The simplicity which proceeds from apprehension of God in the Bible and elsewhere, the simplicity with which God Himself speaks, stands not at the beginning of our journey but at its end. Thirty years hence we may perhaps speak of simplicity, but now let us speak the truth. For us neither the Epistle to the Romans, nor the present theological position, nor the present state of the world, nor the relation between God and the world, is simple. And he who is now concerned with truth must boldly acknowledge that he cannot be simple. In every direction human life is difficult and complicated. And if, gratitude be a consideration that is at all relevant, men will not be grateful to us if we provide them with short-lived pseudo-simplifications. Does the general demand for simplicity mean more than a desire-intelligible enough, and shared by most theologians-that truth should be expressed directly, without paradox, and in such a way that it can be received otherwise than by faith alone?
I am thinking here of an experience in relation to that earnest and upright man, Wernle. As a modern man he is deeply hurt when I say, for example, plainly and simply - Christ is risen! He complains that I have made use of an eschatological phrase, and have ridden rough-shod over very, very difficult problems of thought.
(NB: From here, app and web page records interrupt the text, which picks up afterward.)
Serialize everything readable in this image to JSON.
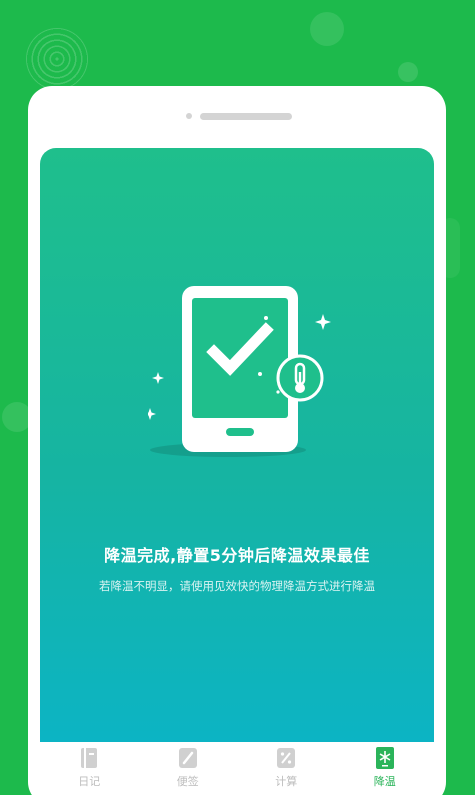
{
  "screen": {
    "title": "降温完成,静置5分钟后降温效果最佳",
    "subtitle": "若降温不明显，请使用见效快的物理降温方式进行降温"
  },
  "tabs": [
    {
      "label": "日记",
      "icon": "diary-icon",
      "active": false
    },
    {
      "label": "便签",
      "icon": "note-pen-icon",
      "active": false
    },
    {
      "label": "计算",
      "icon": "calculator-icon",
      "active": false
    },
    {
      "label": "降温",
      "icon": "cooling-icon",
      "active": true
    }
  ],
  "colors": {
    "background": "#1dba4c",
    "screen_gradient_top": "#1fbf8c",
    "screen_gradient_bottom": "#0cb4c4",
    "tab_active": "#2bb45a",
    "tab_inactive": "#bdbdbd"
  }
}
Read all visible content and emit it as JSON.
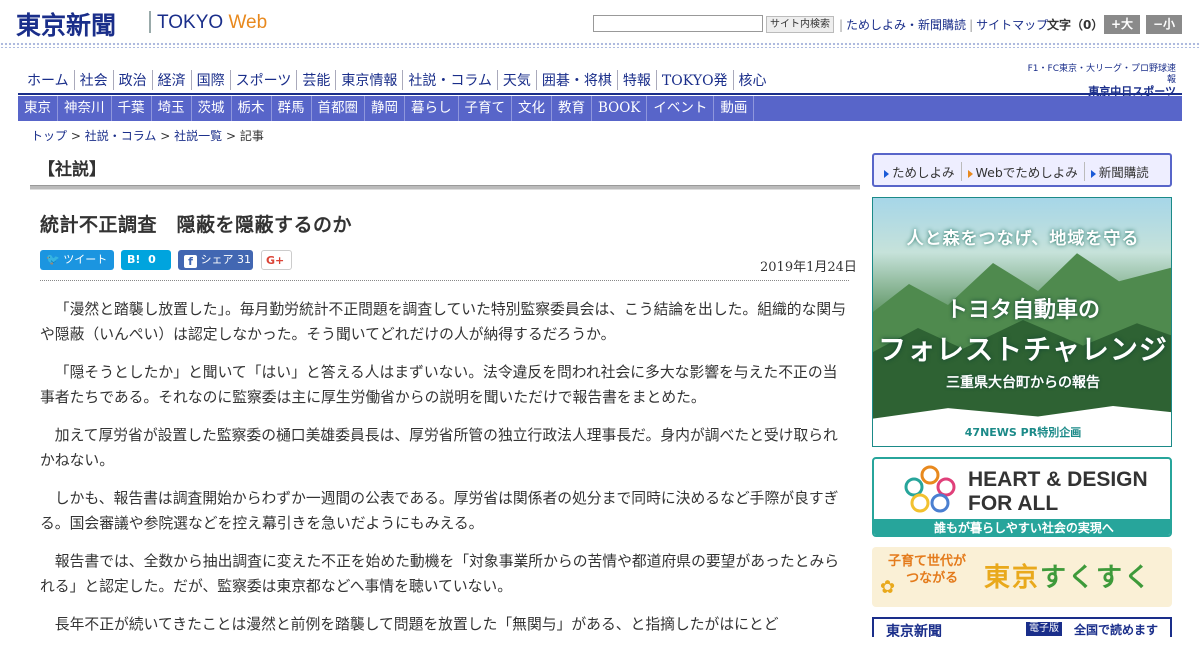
{
  "header": {
    "logo_jp": "東京新聞",
    "logo_tokyo": "TOKYO",
    "logo_web": "Web",
    "search_button": "サイト内検索",
    "links": [
      "ためしよみ・新聞購読",
      "サイトマップ"
    ],
    "text_size_label": "文字（0）",
    "text_size_up": "+大",
    "text_size_down": "−小"
  },
  "main_nav": [
    "ホーム",
    "社会",
    "政治",
    "経済",
    "国際",
    "スポーツ",
    "芸能",
    "東京情報",
    "社説・コラム",
    "天気",
    "囲碁・将棋",
    "特報",
    "TOKYO発",
    "核心"
  ],
  "promo": {
    "line1": "F1・FC東京・大リーグ・プロ野球速報",
    "logo": "東京中日スポーツ"
  },
  "sub_nav": [
    "東京",
    "神奈川",
    "千葉",
    "埼玉",
    "茨城",
    "栃木",
    "群馬",
    "首都圏",
    "静岡",
    "暮らし",
    "子育て",
    "文化",
    "教育",
    "BOOK",
    "イベント",
    "動画"
  ],
  "breadcrumb": {
    "items": [
      "トップ",
      "社説・コラム",
      "社説一覧",
      "記事"
    ],
    "separator": ">"
  },
  "section_title": "【社説】",
  "article": {
    "title": "統計不正調査　隠蔽を隠蔽するのか",
    "date": "2019年1月24日",
    "share": {
      "tweet": "ツイート",
      "hatena_label": "B!",
      "hatena_count": "0",
      "facebook_label": "シェア",
      "facebook_count": "31",
      "gplus": "G+"
    },
    "paragraphs": [
      "「漫然と踏襲し放置した」。毎月勤労統計不正問題を調査していた特別監察委員会は、こう結論を出した。組織的な関与や隠蔽（いんぺい）は認定しなかった。そう聞いてどれだけの人が納得するだろうか。",
      "「隠そうとしたか」と聞いて「はい」と答える人はまずいない。法令違反を問われ社会に多大な影響を与えた不正の当事者たちである。それなのに監察委は主に厚生労働省からの説明を聞いただけで報告書をまとめた。",
      "加えて厚労省が設置した監察委の樋口美雄委員長は、厚労省所管の独立行政法人理事長だ。身内が調べたと受け取られかねない。",
      "しかも、報告書は調査開始からわずか一週間の公表である。厚労省は関係者の処分まで同時に決めるなど手際が良すぎる。国会審議や参院選などを控え幕引きを急いだようにもみえる。",
      "報告書では、全数から抽出調査に変えた不正を始めた動機を「対象事業所からの苦情や都道府県の要望があったとみられる」と認定した。だが、監察委は東京都などへ事情を聴いていない。",
      "長年不正が続いてきたことは漫然と前例を踏襲して問題を放置した「無関与」がある、と指摘したがはにとど"
    ]
  },
  "sidebar": {
    "buttons": [
      "ためしよみ",
      "Webでためしよみ",
      "新聞購読"
    ],
    "ad_forest": {
      "arc_text": "人と森をつなげ、地域を守る",
      "company": "トヨタ自動車の",
      "title": "フォレストチャレンジ",
      "subtitle": "三重県大台町からの報告",
      "credit": "47NEWS PR特別企画"
    },
    "ad_heart": {
      "line1": "HEART & DESIGN",
      "line2": "FOR ALL",
      "caption": "誰もが暮らしやすい社会の実現へ"
    },
    "ad_kids": {
      "tagline1": "子育て世代が",
      "tagline2": "つながる",
      "brand_a": "東京",
      "brand_b": "すくすく"
    },
    "ad_tokyo": {
      "logo": "東京新聞",
      "tag": "電子版",
      "text": "全国で読めます"
    }
  },
  "colors": {
    "brand_navy": "#1a2e8a",
    "sub_nav_blue": "#5865c9",
    "web_orange": "#e8891e",
    "twitter": "#1b95e0",
    "hatena": "#00a4de",
    "facebook": "#4267b2",
    "teal": "#27a59b"
  }
}
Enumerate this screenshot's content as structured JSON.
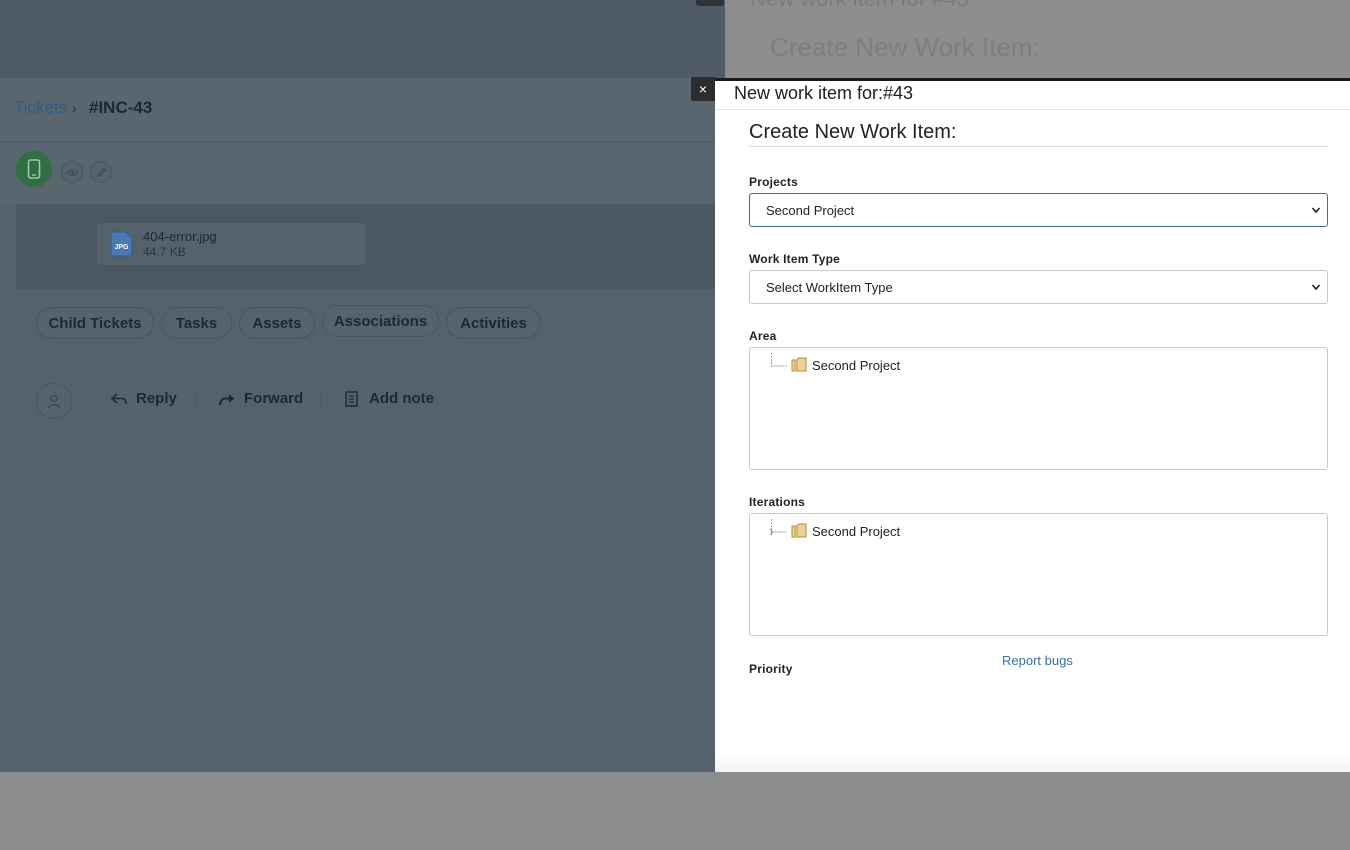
{
  "background": {
    "ghost_title": "New work item for #43",
    "ghost_heading": "Create New Work Item:",
    "breadcrumb": {
      "root": "Tickets",
      "current": "#INC-43"
    },
    "attachment": {
      "name": "404-error.jpg",
      "size": "44.7 KB",
      "type_icon": "jpg-file-icon"
    },
    "tabs": [
      "Child Tickets",
      "Tasks",
      "Assets",
      "Associations",
      "Activities"
    ],
    "actions": {
      "reply": "Reply",
      "forward": "Forward",
      "add_note": "Add note"
    }
  },
  "modal": {
    "title": "New work item for:#43",
    "close_glyph": "×",
    "heading": "Create New Work Item:",
    "fields": {
      "projects_label": "Projects",
      "projects_value": "Second Project",
      "type_label": "Work Item Type",
      "type_value": "Select WorkItem Type",
      "area_label": "Area",
      "area_node": "Second Project",
      "iterations_label": "Iterations",
      "iterations_node": "Second Project",
      "priority_label": "Priority"
    },
    "report_link": "Report bugs"
  },
  "colors": {
    "link": "#3b6ea8",
    "overlay": "#55616c",
    "avatar": "#2f6f43"
  }
}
However, when I endeavor to say the same thing in the language of thought, that is, in dialectical fashion, he protests in the name of the simple believer that the doctrine of the Resurrection is wonderful, spiritual, and hard to understand. How can I answer him? He would be satisfied only if I were to surrender the broken threads of faith, and to speak directly, concretely, and without paradox. This means that the wholly childlike and the wholly unchildlike belong within the realm of truth, but that everything between must be excluded. I earnestly desire to speak simply of those matters with which the Epistle to the Romans is concerned; and, were some one competent to do this to appear, my work would at once be superseded. I am in no way bound to my book and to my theology. As yet, however, those who claim to speak simply seem to me to be - simply speaking about something else. By such simplicity I remain unconvinced (5-6).
ETERNAL God—for whom who ever dare
Seek new expressions, do the circle square,
And thrust into straight corners of poor wit
Thee, who art cornerless and infinite—
I would but bless Thy name, not name Thee now
—And Thy gifts are as infinite as Thou—
Art: "A Curved Line Within Two Distorted Rectangles" by Robert Mangold